BEGIN

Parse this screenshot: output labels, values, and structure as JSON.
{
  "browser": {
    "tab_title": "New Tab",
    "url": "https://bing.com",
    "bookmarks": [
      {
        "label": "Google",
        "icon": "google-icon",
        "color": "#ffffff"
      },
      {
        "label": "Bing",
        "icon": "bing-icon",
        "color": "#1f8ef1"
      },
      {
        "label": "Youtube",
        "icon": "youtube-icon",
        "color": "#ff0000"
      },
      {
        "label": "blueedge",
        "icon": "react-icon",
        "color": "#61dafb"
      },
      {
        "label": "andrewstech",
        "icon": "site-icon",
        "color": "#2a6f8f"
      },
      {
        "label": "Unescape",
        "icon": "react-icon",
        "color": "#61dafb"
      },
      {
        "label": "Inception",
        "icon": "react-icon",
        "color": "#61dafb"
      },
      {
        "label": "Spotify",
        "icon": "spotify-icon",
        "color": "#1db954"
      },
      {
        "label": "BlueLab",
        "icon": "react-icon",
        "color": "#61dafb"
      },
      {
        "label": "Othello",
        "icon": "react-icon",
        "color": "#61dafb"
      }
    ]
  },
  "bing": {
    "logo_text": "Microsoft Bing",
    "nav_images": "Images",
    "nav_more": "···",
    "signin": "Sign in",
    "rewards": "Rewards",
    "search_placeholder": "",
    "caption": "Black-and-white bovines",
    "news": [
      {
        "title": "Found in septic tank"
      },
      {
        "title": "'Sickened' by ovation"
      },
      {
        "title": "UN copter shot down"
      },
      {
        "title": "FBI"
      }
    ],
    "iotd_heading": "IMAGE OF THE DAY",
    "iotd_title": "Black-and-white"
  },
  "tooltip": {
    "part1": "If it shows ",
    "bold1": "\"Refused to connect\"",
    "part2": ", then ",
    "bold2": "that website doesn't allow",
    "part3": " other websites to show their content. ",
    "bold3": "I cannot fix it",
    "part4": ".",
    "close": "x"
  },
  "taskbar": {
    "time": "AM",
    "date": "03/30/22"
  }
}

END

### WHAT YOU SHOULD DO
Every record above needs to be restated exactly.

### TASK RESULT
Parse this screenshot: output labels, values, and structure as JSON.
{
  "browser": {
    "tab_title": "New Tab",
    "url": "https://bing.com",
    "bookmarks": [
      {
        "label": "Google",
        "icon": "google-icon",
        "color": "#ffffff"
      },
      {
        "label": "Bing",
        "icon": "bing-icon",
        "color": "#1f8ef1"
      },
      {
        "label": "Youtube",
        "icon": "youtube-icon",
        "color": "#ff0000"
      },
      {
        "label": "blueedge",
        "icon": "react-icon",
        "color": "#61dafb"
      },
      {
        "label": "andrewstech",
        "icon": "site-icon",
        "color": "#2a6f8f"
      },
      {
        "label": "Unescape",
        "icon": "react-icon",
        "color": "#61dafb"
      },
      {
        "label": "Inception",
        "icon": "react-icon",
        "color": "#61dafb"
      },
      {
        "label": "Spotify",
        "icon": "spotify-icon",
        "color": "#1db954"
      },
      {
        "label": "BlueLab",
        "icon": "react-icon",
        "color": "#61dafb"
      },
      {
        "label": "Othello",
        "icon": "react-icon",
        "color": "#61dafb"
      }
    ]
  },
  "bing": {
    "logo_text": "Microsoft Bing",
    "nav_images": "Images",
    "nav_more": "···",
    "signin": "Sign in",
    "rewards": "Rewards",
    "search_placeholder": "",
    "caption": "Black-and-white bovines",
    "news": [
      {
        "title": "Found in septic tank"
      },
      {
        "title": "'Sickened' by ovation"
      },
      {
        "title": "UN copter shot down"
      },
      {
        "title": "FBI"
      }
    ],
    "iotd_heading": "IMAGE OF THE DAY",
    "iotd_title": "Black-and-white"
  },
  "tooltip": {
    "part1": "If it shows ",
    "bold1": "\"Refused to connect\"",
    "part2": ", then ",
    "bold2": "that website doesn't allow",
    "part3": " other websites to show their content. ",
    "bold3": "I cannot fix it",
    "part4": ".",
    "close": "x"
  },
  "taskbar": {
    "time": "AM",
    "date": "03/30/22"
  }
}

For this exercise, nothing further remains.